“Ulrike Almut Sandig is a master storyteller who writes in beautiful poetic prose” (New Books in German). She is a member of the German PEN section.

Anyone who has ever heard Ulrike Almut Sandig perform her poems knows that it is not, or at least not only, a case of her reciting lines of printed verse, baldly transposing printed material into sound, but rather that she sets about bringing a score to life, offering a musical interpretation of her poems, a setting, as it were. In this Ulrike is placing herself in an ancient tradition. Not only that the word ‘lyric’ is derived from a string instrument, the lyre. Medieval minstrels did not read their works at court, they sang them, often presumably accompanied by instruments. Ulrike, for her part, works with composers, creates audiobooks and her readings are as much concerts as readings, giving her performances a determinedly (and, I believe, ever more determinedly) musical accent. I myself experienced such a performance in an old, dilapidated theatre in Mumbai, with plaster crumbling from the ceiling, which made it even more impressive, where she performed with a delightful group of musicians from Kashmir, while the pigeons fluttered above our heads and the subtropical heat did not let up until late in the evening. And so, it is no coincidence that the basic meter of so many of Ulrike’s poems is the dactyl, a meter that consists of a stressed syllable followed by two unstressed syllables, which when placed one after the other, as a dactylic chain, leads to a highly musical, singable structure that even invites us to dance. This structure we meet again and again from the first book on: ‘I go to the send key and sleep with the martens. / they shut up the mailbox, shoot up the demons / they are lovers in public beyond the embankment / they’re dreaming of grit and of sunshine and // snow’ Here the musicality is reinforced by internal rhymes and the line and stanza break before the last word.
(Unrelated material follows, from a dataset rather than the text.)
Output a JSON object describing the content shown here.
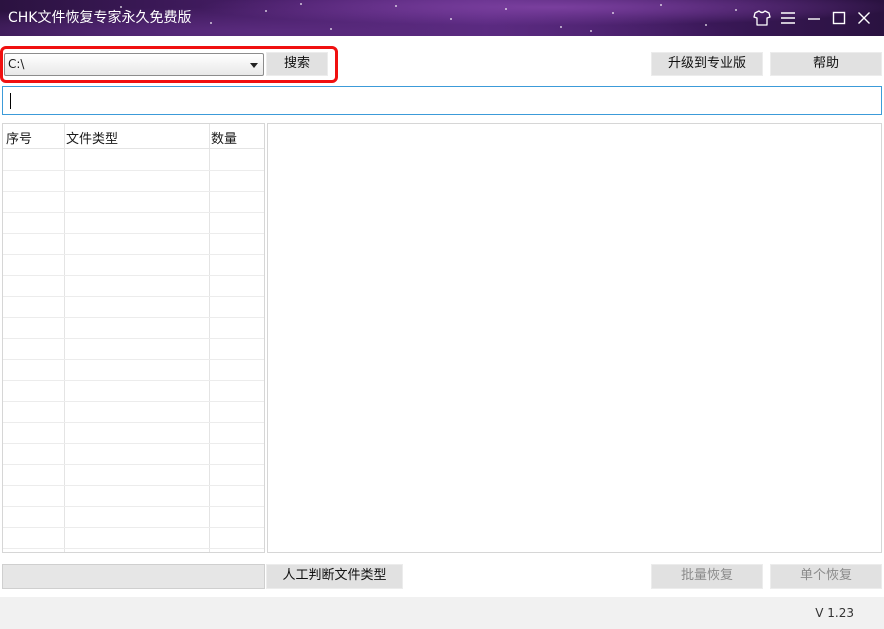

This pause, this catching one’s breath before the final ‘snow’, illustrates what every musician knows, namely that the pause, the silence between the notes is just as crucial as the sounds themselves. Sometimes these pauses become white gaps in the line, clearly visible to the eye, but basically intended for the performance – and perhaps to be followed by the turn to the audience or to the unknown addressee of the song: ‘are you still listening?’ (...)

Ulrike Almut Sandig’s poetry not only turns to the world, but also gives a name to the political and social darknesses in it and fetches them into the poems. It leaves us in no doubt – despite all their grace (or in German ‘Anmut’ which could, to my mind, be Ulrike’s middle name just as well as ‘Almut’) – that we will have to wait a long time, all too long, for those fat cows, that peace, that good news intimated in her song ‘Lullaby for all those’.


In the meantime, while we continue to wait and hope in vain, the best thing, Ladies and Gentlemen, will be to read a poem, one by Ulrike. And perhaps as we read it, we will suddenly notice that we are lifting just a little – barely perceptible to outsiders, but unambiguously, without any doubt – until we find ourselves one or two centimeters above the familiar ground, floating.


Extract, Jan Wagner, ‘Laudatio’, translated by Karen Leeder